[Web page and app entries]
◇ ◇ ◇ ◇ ◇ ◇ ◇

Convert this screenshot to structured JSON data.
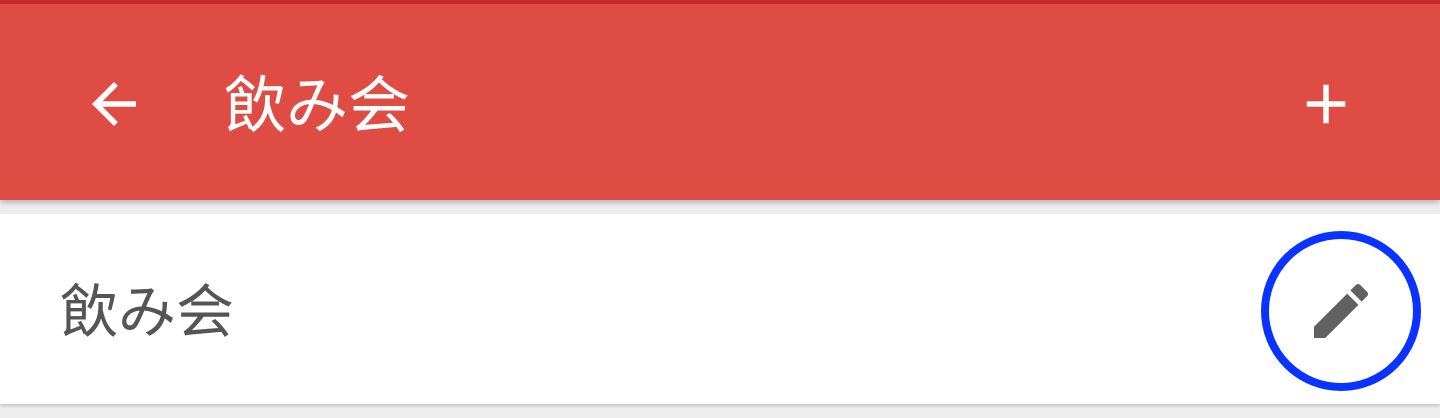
{
  "toolbar": {
    "title": "飲み会",
    "back_icon": "arrow-left-icon",
    "add_icon": "plus-icon",
    "color": "#de4c43"
  },
  "list": {
    "items": [
      {
        "label": "飲み会",
        "edit_icon": "pencil-icon"
      }
    ]
  },
  "highlight_color": "#0a33ff"
}
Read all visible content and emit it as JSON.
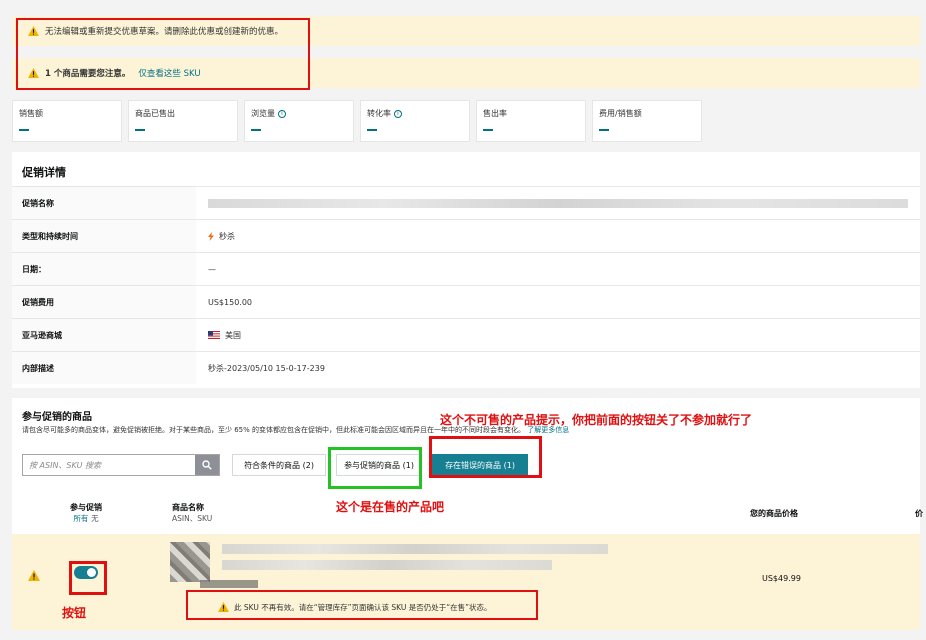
{
  "alerts": {
    "cannot_edit": "无法编辑或重新提交优惠草案。请删除此优惠或创建新的优惠。",
    "attention_bold": "1 个商品需要您注意。",
    "attention_link": "仅查看这些 SKU"
  },
  "metrics": [
    {
      "label": "销售额",
      "value": "—",
      "info": false
    },
    {
      "label": "商品已售出",
      "value": "—",
      "info": false
    },
    {
      "label": "浏览量",
      "value": "—",
      "info": true
    },
    {
      "label": "转化率",
      "value": "—",
      "info": true
    },
    {
      "label": "售出率",
      "value": "—",
      "info": false
    },
    {
      "label": "费用/销售额",
      "value": "—",
      "info": false
    }
  ],
  "details": {
    "title": "促销详情",
    "rows": [
      {
        "key": "促销名称",
        "value": ""
      },
      {
        "key": "类型和持续时间",
        "value": "秒杀"
      },
      {
        "key": "日期：",
        "value": "—"
      },
      {
        "key": "促销费用",
        "value": "US$150.00"
      },
      {
        "key": "亚马逊商城",
        "value": "美国"
      },
      {
        "key": "内部描述",
        "value": "秒杀-2023/05/10 15-0-17-239"
      }
    ]
  },
  "participating": {
    "title": "参与促销的商品",
    "desc": "请包含尽可能多的商品变体，避免促销被拒绝。对于某些商品，至少 65% 的变体都应包含在促销中，但此标准可能会因区域而异且在一年中的不同时段会有变化。",
    "more": "了解更多信息",
    "search_placeholder": "按 ASIN、SKU 搜索",
    "tabs": [
      "符合条件的商品 (2)",
      "参与促销的商品 (1)",
      "存在错误的商品 (1)"
    ]
  },
  "table": {
    "col_participate": "参与促销",
    "participate_all": "所有",
    "participate_none": "无",
    "col_name": "商品名称",
    "col_name_sub": "ASIN、SKU",
    "col_price": "您的商品价格",
    "col_next": "价",
    "row_price": "US$49.99",
    "row_notice": "此 SKU 不再有效。请在“管理库存”页面确认该 SKU 是否仍处于“在售”状态。"
  },
  "annotations": {
    "unsellable": "这个不可售的产品提示，你把前面的按钮关了不参加就行了",
    "on_sale": "这个是在售的产品吧",
    "button": "按钮"
  },
  "colors": {
    "accent": "#167f92",
    "link": "#007185",
    "warning_bg": "#fdf4d7",
    "annotation": "#e01010",
    "annotation_green": "#24c224"
  }
}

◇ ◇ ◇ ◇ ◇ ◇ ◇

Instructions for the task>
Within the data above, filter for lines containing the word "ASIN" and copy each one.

Response for this exercise>
    "search_placeholder": "按 ASIN、SKU 搜索",
    "col_name_sub": "ASIN、SKU",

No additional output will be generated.